Figure 1. Analysis of the scratch area at 0 and 24 h indicated by the blue overlay on brightfield images. Rows represent different seeding densities and columns different media compositions (Control: DMEM + 10% FCS, αMEM: αMEM + 10% FCS, hPL: αMEM + 5% hPL). Scale bar represents 500 µm.


The amount of scratch closure over time was similar for the three seeding densities tested for each medium condition (Fig. 1 and 2). No differences were found between the αMEM and control groups. Only at 18 h, the scratch closure of the hPL samples was higher compared to the αMEM samples at a seeding density of 6000 cells/cm2 (Fig. 2). From 15 h onwards, the scratch closure of the hPL groups with a seeding density of 3000 and 6000 cells/cm2 was higher compared to the control groups, except for the 3000 cells/cm2 group at 24 h

fig 2


Figure 2. Increase in percentage scratch closure over time (mean ± standard error of mean; n=8-12). *: significantly higher than control at the same seeding density and #: significantly higher than αMEM at the same seeding density. # and *: p<0.05, **: p<0.01, and ***: p<0.001.


Fast and easy optimization of culture conditions in scratch assays allows researchers to save time and effort in the protocol optimization phase of their research. In this proof-of-concept study the effect of different culture conditions on fibroblast scratch closure was investigated. The automated image capture and analysis by the CytoSMART Omni easily provided insight into the effect of seeding density and medium composition on fibroblast migration. No differences were found between the different seeding densities used, indicating a seeding density of 3000 cells/cm2 is sufficient to study collective cell migration. More importantly, using αMEM instead of DMEM did not lead to any differences in fibroblast scratch closure. The majority of the samples treated with αMEM supplemented with hPL instead of FCS even had an increased scratch closure compared to the control samples. This indicates that in future experiments, the effect of ADSC-conditioned medium on fibroblast migration can safely be investigated using αMEM supplemented with hPL as fibroblast culture medium.

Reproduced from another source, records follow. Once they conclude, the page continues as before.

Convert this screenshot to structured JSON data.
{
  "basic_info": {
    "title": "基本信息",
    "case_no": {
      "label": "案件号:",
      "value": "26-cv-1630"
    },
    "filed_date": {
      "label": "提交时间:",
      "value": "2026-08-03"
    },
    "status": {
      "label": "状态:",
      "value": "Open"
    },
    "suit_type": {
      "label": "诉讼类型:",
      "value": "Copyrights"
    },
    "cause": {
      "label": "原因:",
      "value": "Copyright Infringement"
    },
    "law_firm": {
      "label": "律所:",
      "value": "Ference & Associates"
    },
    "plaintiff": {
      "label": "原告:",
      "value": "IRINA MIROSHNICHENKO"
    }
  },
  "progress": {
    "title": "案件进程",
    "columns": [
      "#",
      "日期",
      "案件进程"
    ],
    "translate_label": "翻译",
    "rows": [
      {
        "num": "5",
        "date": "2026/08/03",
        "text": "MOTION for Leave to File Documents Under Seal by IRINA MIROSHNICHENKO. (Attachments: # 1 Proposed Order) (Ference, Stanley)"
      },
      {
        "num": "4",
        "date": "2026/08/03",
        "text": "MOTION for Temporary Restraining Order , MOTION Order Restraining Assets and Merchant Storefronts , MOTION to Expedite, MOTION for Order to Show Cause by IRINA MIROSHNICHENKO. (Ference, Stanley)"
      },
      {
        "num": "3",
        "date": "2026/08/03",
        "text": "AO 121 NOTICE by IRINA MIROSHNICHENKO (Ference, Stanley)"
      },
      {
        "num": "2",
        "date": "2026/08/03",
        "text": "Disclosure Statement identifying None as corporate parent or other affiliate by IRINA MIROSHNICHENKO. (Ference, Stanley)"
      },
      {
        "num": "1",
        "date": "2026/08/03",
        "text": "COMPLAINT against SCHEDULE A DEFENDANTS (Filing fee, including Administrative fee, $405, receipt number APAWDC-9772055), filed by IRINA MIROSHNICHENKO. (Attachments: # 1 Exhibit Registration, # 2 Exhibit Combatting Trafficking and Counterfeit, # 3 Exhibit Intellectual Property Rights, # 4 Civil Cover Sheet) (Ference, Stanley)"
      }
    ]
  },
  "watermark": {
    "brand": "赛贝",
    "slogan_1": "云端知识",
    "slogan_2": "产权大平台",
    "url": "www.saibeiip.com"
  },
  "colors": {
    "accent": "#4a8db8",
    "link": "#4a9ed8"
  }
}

Concluding, in this study, we have demonstrated that the CytoSMART Omni can be used to quickly and efficiently optimize cell culture conditions for scratch assays.


We would like to thank Simone Riis Porsborg (Aalborg University, Denmark) for performing the experiments and providing the videos, images and data.


1. Zou M, Liu S, Sun Z, et al. Insights into the role of adipose‐ derived stem cells: Wound healing and clinical regenerative potential. J Cell Physiol. 2021;236(4):2290-2297. doi:10.1002/ jcp.30019

2. Alemzadeh E, Oryan A, Mohammadi AA. Hyaluronic acid hydrogel loaded by adipose stem cells enhances wound healing by modulating IL‐1β, TGF‐β1, and bFGF in burn wound model in rat. J Biomed Mater Res B Appl Biomater. 2020;108(2):555-567. doi:10.1002/jbm.b.34411